Work order>
Scan the entries for "content". Every line that holds it is to be copied.

Excerpted records>

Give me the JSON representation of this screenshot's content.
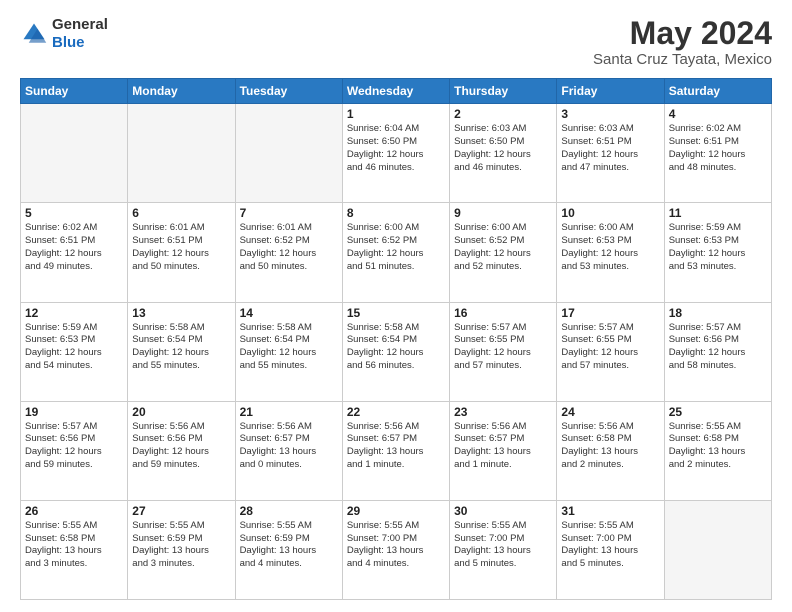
{
  "header": {
    "logo_general": "General",
    "logo_blue": "Blue",
    "title": "May 2024",
    "subtitle": "Santa Cruz Tayata, Mexico"
  },
  "calendar": {
    "days_of_week": [
      "Sunday",
      "Monday",
      "Tuesday",
      "Wednesday",
      "Thursday",
      "Friday",
      "Saturday"
    ],
    "weeks": [
      [
        {
          "day": "",
          "info": "",
          "empty": true
        },
        {
          "day": "",
          "info": "",
          "empty": true
        },
        {
          "day": "",
          "info": "",
          "empty": true
        },
        {
          "day": "1",
          "info": "Sunrise: 6:04 AM\nSunset: 6:50 PM\nDaylight: 12 hours\nand 46 minutes.",
          "empty": false
        },
        {
          "day": "2",
          "info": "Sunrise: 6:03 AM\nSunset: 6:50 PM\nDaylight: 12 hours\nand 46 minutes.",
          "empty": false
        },
        {
          "day": "3",
          "info": "Sunrise: 6:03 AM\nSunset: 6:51 PM\nDaylight: 12 hours\nand 47 minutes.",
          "empty": false
        },
        {
          "day": "4",
          "info": "Sunrise: 6:02 AM\nSunset: 6:51 PM\nDaylight: 12 hours\nand 48 minutes.",
          "empty": false
        }
      ],
      [
        {
          "day": "5",
          "info": "Sunrise: 6:02 AM\nSunset: 6:51 PM\nDaylight: 12 hours\nand 49 minutes.",
          "empty": false
        },
        {
          "day": "6",
          "info": "Sunrise: 6:01 AM\nSunset: 6:51 PM\nDaylight: 12 hours\nand 50 minutes.",
          "empty": false
        },
        {
          "day": "7",
          "info": "Sunrise: 6:01 AM\nSunset: 6:52 PM\nDaylight: 12 hours\nand 50 minutes.",
          "empty": false
        },
        {
          "day": "8",
          "info": "Sunrise: 6:00 AM\nSunset: 6:52 PM\nDaylight: 12 hours\nand 51 minutes.",
          "empty": false
        },
        {
          "day": "9",
          "info": "Sunrise: 6:00 AM\nSunset: 6:52 PM\nDaylight: 12 hours\nand 52 minutes.",
          "empty": false
        },
        {
          "day": "10",
          "info": "Sunrise: 6:00 AM\nSunset: 6:53 PM\nDaylight: 12 hours\nand 53 minutes.",
          "empty": false
        },
        {
          "day": "11",
          "info": "Sunrise: 5:59 AM\nSunset: 6:53 PM\nDaylight: 12 hours\nand 53 minutes.",
          "empty": false
        }
      ],
      [
        {
          "day": "12",
          "info": "Sunrise: 5:59 AM\nSunset: 6:53 PM\nDaylight: 12 hours\nand 54 minutes.",
          "empty": false
        },
        {
          "day": "13",
          "info": "Sunrise: 5:58 AM\nSunset: 6:54 PM\nDaylight: 12 hours\nand 55 minutes.",
          "empty": false
        },
        {
          "day": "14",
          "info": "Sunrise: 5:58 AM\nSunset: 6:54 PM\nDaylight: 12 hours\nand 55 minutes.",
          "empty": false
        },
        {
          "day": "15",
          "info": "Sunrise: 5:58 AM\nSunset: 6:54 PM\nDaylight: 12 hours\nand 56 minutes.",
          "empty": false
        },
        {
          "day": "16",
          "info": "Sunrise: 5:57 AM\nSunset: 6:55 PM\nDaylight: 12 hours\nand 57 minutes.",
          "empty": false
        },
        {
          "day": "17",
          "info": "Sunrise: 5:57 AM\nSunset: 6:55 PM\nDaylight: 12 hours\nand 57 minutes.",
          "empty": false
        },
        {
          "day": "18",
          "info": "Sunrise: 5:57 AM\nSunset: 6:56 PM\nDaylight: 12 hours\nand 58 minutes.",
          "empty": false
        }
      ],
      [
        {
          "day": "19",
          "info": "Sunrise: 5:57 AM\nSunset: 6:56 PM\nDaylight: 12 hours\nand 59 minutes.",
          "empty": false
        },
        {
          "day": "20",
          "info": "Sunrise: 5:56 AM\nSunset: 6:56 PM\nDaylight: 12 hours\nand 59 minutes.",
          "empty": false
        },
        {
          "day": "21",
          "info": "Sunrise: 5:56 AM\nSunset: 6:57 PM\nDaylight: 13 hours\nand 0 minutes.",
          "empty": false
        },
        {
          "day": "22",
          "info": "Sunrise: 5:56 AM\nSunset: 6:57 PM\nDaylight: 13 hours\nand 1 minute.",
          "empty": false
        },
        {
          "day": "23",
          "info": "Sunrise: 5:56 AM\nSunset: 6:57 PM\nDaylight: 13 hours\nand 1 minute.",
          "empty": false
        },
        {
          "day": "24",
          "info": "Sunrise: 5:56 AM\nSunset: 6:58 PM\nDaylight: 13 hours\nand 2 minutes.",
          "empty": false
        },
        {
          "day": "25",
          "info": "Sunrise: 5:55 AM\nSunset: 6:58 PM\nDaylight: 13 hours\nand 2 minutes.",
          "empty": false
        }
      ],
      [
        {
          "day": "26",
          "info": "Sunrise: 5:55 AM\nSunset: 6:58 PM\nDaylight: 13 hours\nand 3 minutes.",
          "empty": false
        },
        {
          "day": "27",
          "info": "Sunrise: 5:55 AM\nSunset: 6:59 PM\nDaylight: 13 hours\nand 3 minutes.",
          "empty": false
        },
        {
          "day": "28",
          "info": "Sunrise: 5:55 AM\nSunset: 6:59 PM\nDaylight: 13 hours\nand 4 minutes.",
          "empty": false
        },
        {
          "day": "29",
          "info": "Sunrise: 5:55 AM\nSunset: 7:00 PM\nDaylight: 13 hours\nand 4 minutes.",
          "empty": false
        },
        {
          "day": "30",
          "info": "Sunrise: 5:55 AM\nSunset: 7:00 PM\nDaylight: 13 hours\nand 5 minutes.",
          "empty": false
        },
        {
          "day": "31",
          "info": "Sunrise: 5:55 AM\nSunset: 7:00 PM\nDaylight: 13 hours\nand 5 minutes.",
          "empty": false
        },
        {
          "day": "",
          "info": "",
          "empty": true
        }
      ]
    ]
  }
}
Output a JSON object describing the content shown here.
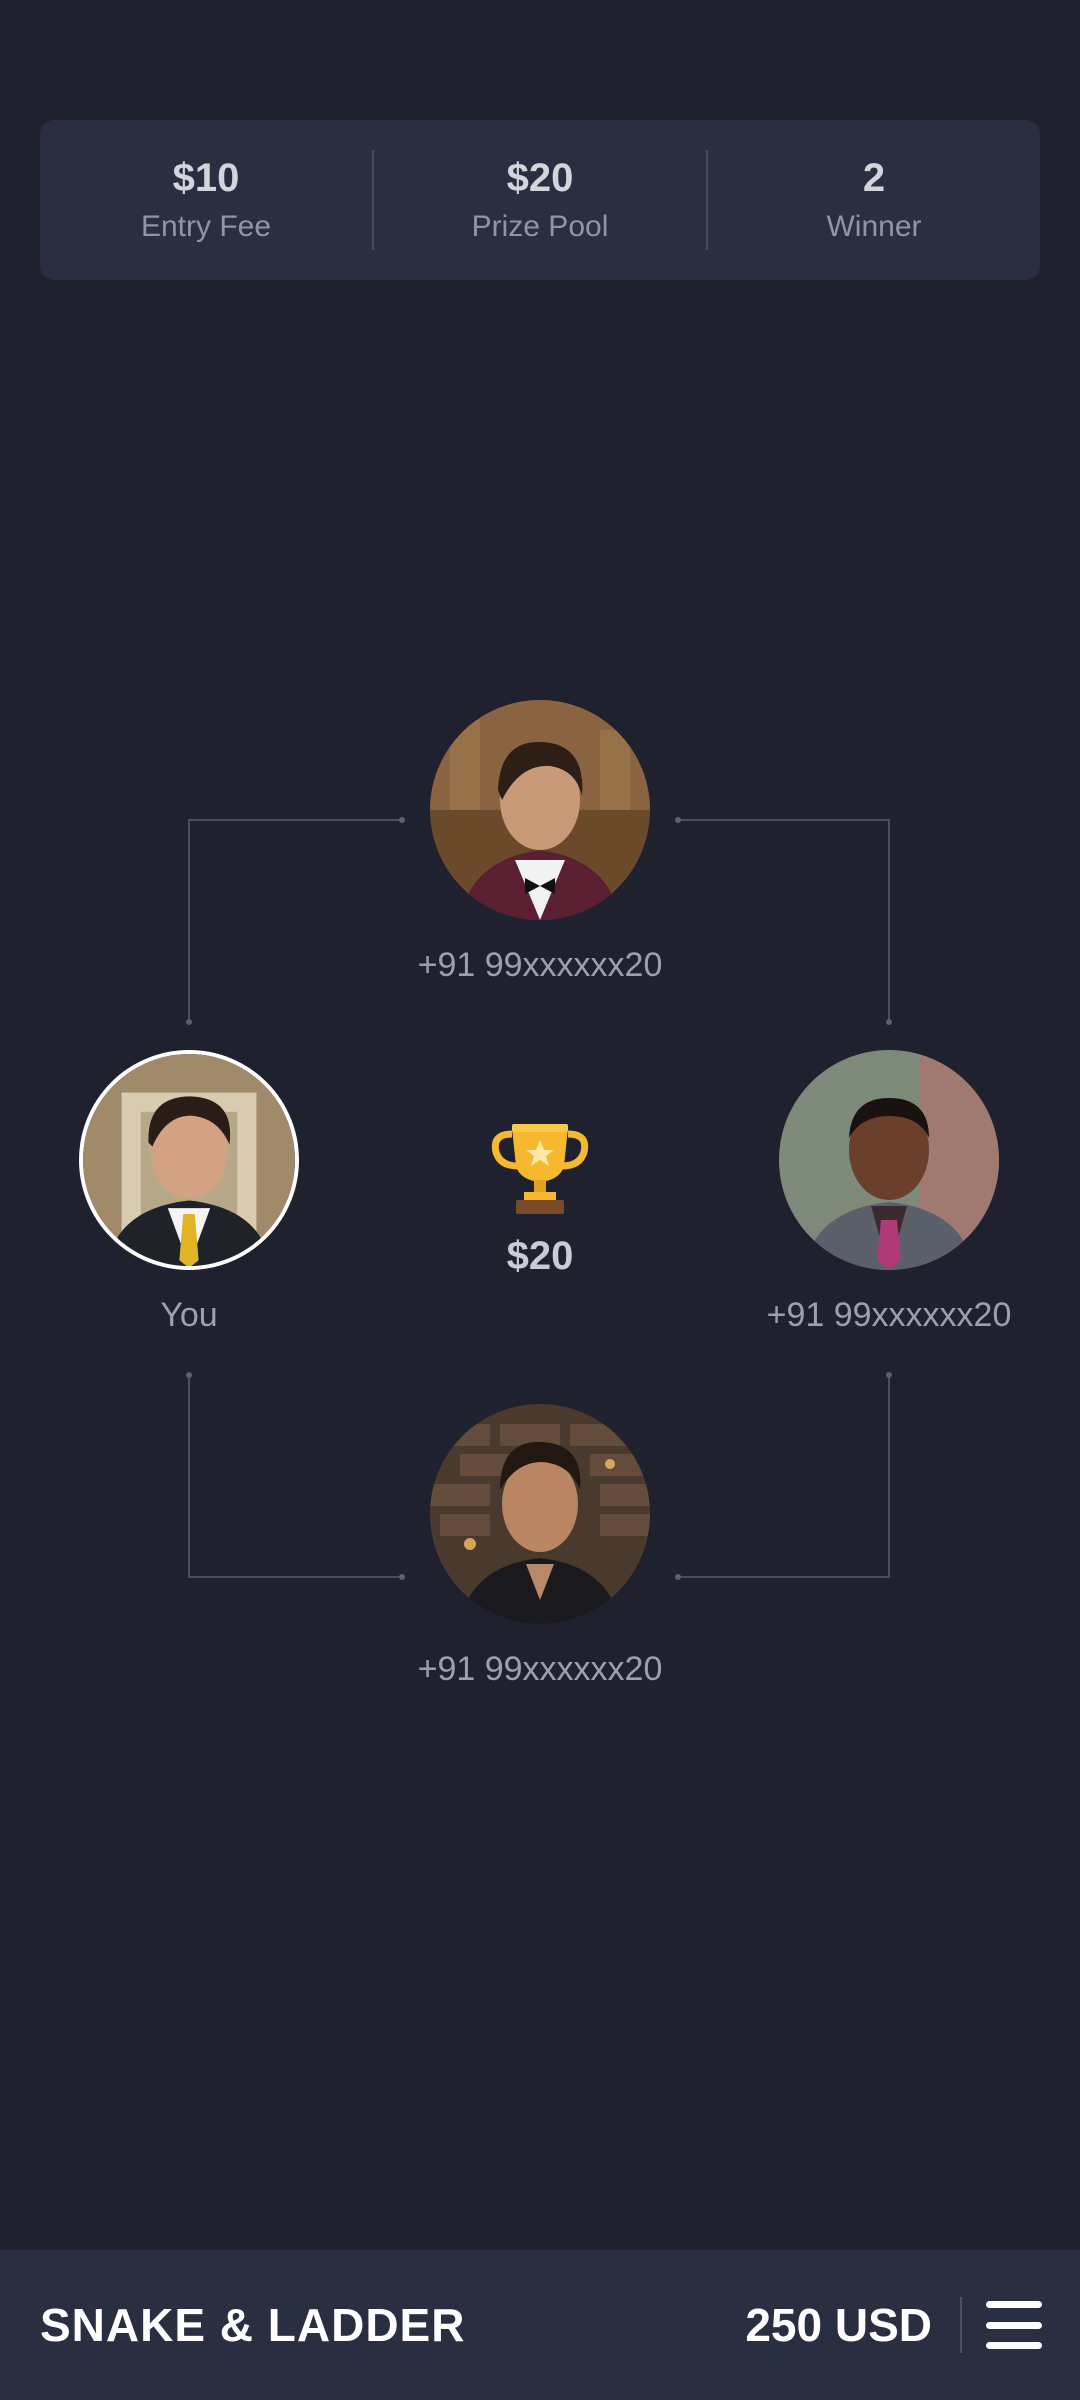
{
  "stats": {
    "entry_fee": {
      "value": "$10",
      "label": "Entry Fee"
    },
    "prize_pool": {
      "value": "$20",
      "label": "Prize Pool"
    },
    "winner": {
      "value": "2",
      "label": "Winner"
    }
  },
  "players": {
    "top": {
      "name": "+91 99xxxxxx20"
    },
    "left": {
      "name": "You"
    },
    "right": {
      "name": "+91 99xxxxxx20"
    },
    "bottom": {
      "name": "+91 99xxxxxx20"
    }
  },
  "prize": {
    "icon": "trophy-icon",
    "amount": "$20"
  },
  "bottom_bar": {
    "title": "SNAKE & LADDER",
    "balance": "250 USD",
    "menu_icon": "hamburger-menu-icon"
  },
  "colors": {
    "background": "#1f212e",
    "card": "#292f40",
    "trophy_gold": "#f5b82e"
  }
}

Output for this exercise>
Give me the JSON representation of this screenshot's content.
Output a JSON object describing the content shown here.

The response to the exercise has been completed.